A new outbreak of Covid-19 cases at a local hospital effectively derailed the planned in-person segment of the 2021 Taipei International Book Fair, which ran from January 26 to 31 under the theme “Reading in the Time of a Pandemic.”
Taiwan’s Ministry of Culture called off the physical fair shortly before it was set to open. The ministry had hoped to use the fair to give the country's domestic publishing and bookselling industries a boost by distributing 200,000 coupons—each valued at NT$100 (or $3.47)—to all fair visitors. But because of the Covid outbreak, all large-scale public events ahead of the upcoming week-long Chinese New Year holiday have now been canceled. (Thus far, the island has 911 Covid cases and only eight deaths due to Covid-19. But it reported its first Covid-19 death in eight months on Saturday and more than 4,000 people are now under quarantine.)
The cancellation made all TIBE-related events go virtual. Korea, the 2021 guest of honor, offered Exhibit XYZ to introduce Korean books on—and by—generations X, Y, and Z, focusing on common issues the different generations face, including gender inequality (i.e., the XX and XY gap) and environmental crises. Tohan Corp., one of the biggest copyright agencies in Japan, put together titles from 10 publishers and presented several author talks in the Japan Books Meet-up. Italy came in with two major exhibitions: Illustrators for Gianni Rodari: Italian Excellence, which offered 63 illustrations to mark the centennial birthday of Rodari, the first Italian writer to receive the Hans Christian Andersen Award, and Manga Made in Italy to highlight around 10 significant works published in the 2010s by millennial Italian authors.
There were also a number of educational forums and talks, among them: The Frankfurt Publishers’ Training Program (focusing on social media marketing and licensing); International Publishing Forum (imagining the post-pandemic era); Children’s Book Forum (featuring nonfiction picture books); and Book Design Forum (elaborating on future trends). The Spanish Market Introduction offered a look at the Spanish book market with a general introduction to the Guadalajara International Book Fair. There were also digital business matchmaking sessions with publishers from countries such as Chile, Germany, and Korea.

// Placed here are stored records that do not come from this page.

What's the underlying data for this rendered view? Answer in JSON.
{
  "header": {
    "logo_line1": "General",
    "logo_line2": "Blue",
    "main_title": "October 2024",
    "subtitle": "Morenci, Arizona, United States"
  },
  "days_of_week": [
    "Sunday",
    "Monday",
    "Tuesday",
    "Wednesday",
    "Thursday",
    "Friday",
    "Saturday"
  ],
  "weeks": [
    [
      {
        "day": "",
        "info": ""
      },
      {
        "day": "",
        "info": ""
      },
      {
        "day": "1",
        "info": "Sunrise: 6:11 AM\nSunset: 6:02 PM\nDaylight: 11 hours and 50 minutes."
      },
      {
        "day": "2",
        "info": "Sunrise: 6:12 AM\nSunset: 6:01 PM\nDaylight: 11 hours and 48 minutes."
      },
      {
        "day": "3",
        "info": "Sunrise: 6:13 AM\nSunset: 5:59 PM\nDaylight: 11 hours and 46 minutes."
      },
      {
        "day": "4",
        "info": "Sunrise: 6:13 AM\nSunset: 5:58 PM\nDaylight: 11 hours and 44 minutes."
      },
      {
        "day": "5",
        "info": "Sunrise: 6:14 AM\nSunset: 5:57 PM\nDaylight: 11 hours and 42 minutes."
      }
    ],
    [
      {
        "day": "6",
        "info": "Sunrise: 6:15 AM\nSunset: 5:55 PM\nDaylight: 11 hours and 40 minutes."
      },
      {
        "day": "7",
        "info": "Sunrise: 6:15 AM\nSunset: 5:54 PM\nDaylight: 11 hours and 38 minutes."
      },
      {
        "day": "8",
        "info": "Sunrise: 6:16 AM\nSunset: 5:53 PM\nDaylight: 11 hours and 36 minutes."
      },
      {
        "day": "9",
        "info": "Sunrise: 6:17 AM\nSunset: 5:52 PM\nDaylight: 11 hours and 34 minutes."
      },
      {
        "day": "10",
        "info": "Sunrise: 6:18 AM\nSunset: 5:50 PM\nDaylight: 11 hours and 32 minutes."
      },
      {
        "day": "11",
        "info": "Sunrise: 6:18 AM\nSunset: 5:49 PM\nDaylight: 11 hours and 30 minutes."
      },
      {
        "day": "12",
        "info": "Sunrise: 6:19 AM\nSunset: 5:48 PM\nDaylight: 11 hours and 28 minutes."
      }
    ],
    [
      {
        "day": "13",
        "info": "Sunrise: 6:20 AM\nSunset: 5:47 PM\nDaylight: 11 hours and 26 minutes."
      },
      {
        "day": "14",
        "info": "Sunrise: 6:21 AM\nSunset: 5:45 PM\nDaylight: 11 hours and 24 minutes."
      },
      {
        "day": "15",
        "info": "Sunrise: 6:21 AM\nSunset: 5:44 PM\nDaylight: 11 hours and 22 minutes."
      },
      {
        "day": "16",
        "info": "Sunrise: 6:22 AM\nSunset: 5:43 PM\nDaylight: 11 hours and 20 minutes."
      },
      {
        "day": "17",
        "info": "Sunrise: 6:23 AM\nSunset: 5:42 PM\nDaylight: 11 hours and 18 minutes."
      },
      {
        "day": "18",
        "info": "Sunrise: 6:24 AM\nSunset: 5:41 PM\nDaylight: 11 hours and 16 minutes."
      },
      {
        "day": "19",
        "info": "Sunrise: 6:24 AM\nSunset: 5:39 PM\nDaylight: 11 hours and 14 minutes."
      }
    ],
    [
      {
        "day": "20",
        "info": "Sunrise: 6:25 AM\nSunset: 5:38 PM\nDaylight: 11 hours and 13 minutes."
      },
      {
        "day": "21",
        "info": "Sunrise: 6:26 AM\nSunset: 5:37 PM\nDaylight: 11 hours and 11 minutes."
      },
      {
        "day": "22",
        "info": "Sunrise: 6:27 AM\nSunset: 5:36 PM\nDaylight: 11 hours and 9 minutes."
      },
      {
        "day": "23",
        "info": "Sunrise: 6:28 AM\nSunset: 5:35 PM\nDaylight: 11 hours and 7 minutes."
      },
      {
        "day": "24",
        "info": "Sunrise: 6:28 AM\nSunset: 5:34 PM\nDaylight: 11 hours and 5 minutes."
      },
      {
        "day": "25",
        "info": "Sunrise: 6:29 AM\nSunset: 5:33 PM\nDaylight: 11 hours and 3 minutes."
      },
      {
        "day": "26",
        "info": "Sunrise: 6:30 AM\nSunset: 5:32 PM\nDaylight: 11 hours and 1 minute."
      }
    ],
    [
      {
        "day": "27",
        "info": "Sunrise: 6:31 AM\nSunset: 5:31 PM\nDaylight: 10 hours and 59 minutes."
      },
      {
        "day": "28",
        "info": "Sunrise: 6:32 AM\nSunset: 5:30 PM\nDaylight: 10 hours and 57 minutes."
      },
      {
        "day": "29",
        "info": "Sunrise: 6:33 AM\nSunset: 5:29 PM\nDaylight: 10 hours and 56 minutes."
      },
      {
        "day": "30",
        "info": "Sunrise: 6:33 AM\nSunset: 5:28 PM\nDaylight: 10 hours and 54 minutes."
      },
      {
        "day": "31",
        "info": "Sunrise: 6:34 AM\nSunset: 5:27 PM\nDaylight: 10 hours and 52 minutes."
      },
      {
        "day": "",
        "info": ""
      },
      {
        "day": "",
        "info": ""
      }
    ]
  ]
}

“The participants of the International Publishing Forum were mostly from Taiwan and Korea, and pandemic-related publishing phenomenon was a hot topic,” said Michelle Tu, senior coordination manager at the Taipei Book Fair Foundation, the organizer of TIBE. Publications on religion/spirituality and interior decorating are on the rise in Korea, Tu said. In Taiwan, where the pandemic is largely contained, Tu said the publishers are focusing on the impact of BookTubers, podcasters, and different social media platforms in propelling the publishing industry forward. Overall, Tu said, the Taiwan publishing industry has remained stable, publishing roughly the same number of new titles—about 36,000—in both 2019 and 2020.
Virtual TIBE also offered a Book Show segment, featuring titles for possible rights deals from companies such as Arena Verlag, Bonnier Books (U.K.), Clavis, DK, Quarto Group, and Thames & Hudson—all familiar names from previous TIBEs. Authors from near and far participated in livestreamed Book Presentation, including Raffaella Castagna (talking about her title Artist’s Cats), Maria Lazarova (Emma and Pink Whales), Suzy Lee (from Korea), and Amitav Ghosh (India). There were also virtual talks by Twilight author Stephenie Meyer and Nobel Laureate Kazuo Ishiguro,.
“The segments featuring Japanese novelist Keiichiro Hirano, Korean illustrator Suzy Lee, and our Digital Minister Audrey Tang were among the most viewed,” said Tu. “So was the talk about the future of reading by Zhan Hongzhi, the chairman of PC Home Online, who is a cultural icon in Taiwan.”
In total, there were 454 exhibitors, 161 of which came from overseas. This marked the second time in-person TIBE was canceled due to the pandemic. Last year, the fair was rescheduled from February to May before the in-person portion was eventually scrapped and replaced by a full virtual program.
TIBE remains one of the major book events in the region and is popular with international publishers looking to sell rights and connect with attendees from neighboring areas. The last time TIBE was held in person, in 2019, there were more than 580,000 visitors and over 730 exhibitors.
The 30th edition of TIBE is tentatively scheduled towards the end of January 2022.